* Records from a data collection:

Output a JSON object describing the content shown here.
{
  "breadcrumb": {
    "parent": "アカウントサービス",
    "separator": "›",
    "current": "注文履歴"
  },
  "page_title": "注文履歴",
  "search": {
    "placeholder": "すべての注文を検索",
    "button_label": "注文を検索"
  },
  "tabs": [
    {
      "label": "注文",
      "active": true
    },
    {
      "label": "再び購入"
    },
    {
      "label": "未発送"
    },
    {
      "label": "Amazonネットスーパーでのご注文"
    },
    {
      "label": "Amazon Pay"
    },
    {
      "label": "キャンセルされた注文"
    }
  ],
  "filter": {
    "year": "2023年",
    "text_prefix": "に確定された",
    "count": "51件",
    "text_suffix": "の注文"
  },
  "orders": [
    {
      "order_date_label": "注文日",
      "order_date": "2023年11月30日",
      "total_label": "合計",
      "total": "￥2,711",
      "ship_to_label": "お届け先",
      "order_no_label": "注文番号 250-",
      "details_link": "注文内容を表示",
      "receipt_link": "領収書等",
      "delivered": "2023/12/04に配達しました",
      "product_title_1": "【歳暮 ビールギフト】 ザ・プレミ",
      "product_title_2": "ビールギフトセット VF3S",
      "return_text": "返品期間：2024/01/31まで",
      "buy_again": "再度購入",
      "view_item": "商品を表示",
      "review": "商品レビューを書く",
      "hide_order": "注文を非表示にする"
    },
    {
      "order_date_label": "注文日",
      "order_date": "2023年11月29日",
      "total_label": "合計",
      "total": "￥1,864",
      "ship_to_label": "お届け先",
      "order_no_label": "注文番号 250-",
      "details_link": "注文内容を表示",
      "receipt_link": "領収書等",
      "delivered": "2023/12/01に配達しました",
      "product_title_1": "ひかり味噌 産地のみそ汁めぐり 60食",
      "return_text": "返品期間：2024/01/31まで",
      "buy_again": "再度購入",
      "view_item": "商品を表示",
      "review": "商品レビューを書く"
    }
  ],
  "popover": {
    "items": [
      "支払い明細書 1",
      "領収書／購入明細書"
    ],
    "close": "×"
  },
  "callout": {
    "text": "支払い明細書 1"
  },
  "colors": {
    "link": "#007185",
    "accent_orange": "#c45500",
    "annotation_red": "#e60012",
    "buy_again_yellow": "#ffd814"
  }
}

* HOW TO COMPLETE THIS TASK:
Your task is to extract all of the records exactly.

* WRITTEN RESPONSE:
Output a JSON object describing the content shown here.
{
  "breadcrumb": {
    "parent": "アカウントサービス",
    "separator": "›",
    "current": "注文履歴"
  },
  "page_title": "注文履歴",
  "search": {
    "placeholder": "すべての注文を検索",
    "button_label": "注文を検索"
  },
  "tabs": [
    {
      "label": "注文",
      "active": true
    },
    {
      "label": "再び購入"
    },
    {
      "label": "未発送"
    },
    {
      "label": "Amazonネットスーパーでのご注文"
    },
    {
      "label": "Amazon Pay"
    },
    {
      "label": "キャンセルされた注文"
    }
  ],
  "filter": {
    "year": "2023年",
    "text_prefix": "に確定された",
    "count": "51件",
    "text_suffix": "の注文"
  },
  "orders": [
    {
      "order_date_label": "注文日",
      "order_date": "2023年11月30日",
      "total_label": "合計",
      "total": "￥2,711",
      "ship_to_label": "お届け先",
      "order_no_label": "注文番号 250-",
      "details_link": "注文内容を表示",
      "receipt_link": "領収書等",
      "delivered": "2023/12/04に配達しました",
      "product_title_1": "【歳暮 ビールギフト】 ザ・プレミ",
      "product_title_2": "ビールギフトセット VF3S",
      "return_text": "返品期間：2024/01/31まで",
      "buy_again": "再度購入",
      "view_item": "商品を表示",
      "review": "商品レビューを書く",
      "hide_order": "注文を非表示にする"
    },
    {
      "order_date_label": "注文日",
      "order_date": "2023年11月29日",
      "total_label": "合計",
      "total": "￥1,864",
      "ship_to_label": "お届け先",
      "order_no_label": "注文番号 250-",
      "details_link": "注文内容を表示",
      "receipt_link": "領収書等",
      "delivered": "2023/12/01に配達しました",
      "product_title_1": "ひかり味噌 産地のみそ汁めぐり 60食",
      "return_text": "返品期間：2024/01/31まで",
      "buy_again": "再度購入",
      "view_item": "商品を表示",
      "review": "商品レビューを書く"
    }
  ],
  "popover": {
    "items": [
      "支払い明細書 1",
      "領収書／購入明細書"
    ],
    "close": "×"
  },
  "callout": {
    "text": "支払い明細書 1"
  },
  "colors": {
    "link": "#007185",
    "accent_orange": "#c45500",
    "annotation_red": "#e60012",
    "buy_again_yellow": "#ffd814"
  }
}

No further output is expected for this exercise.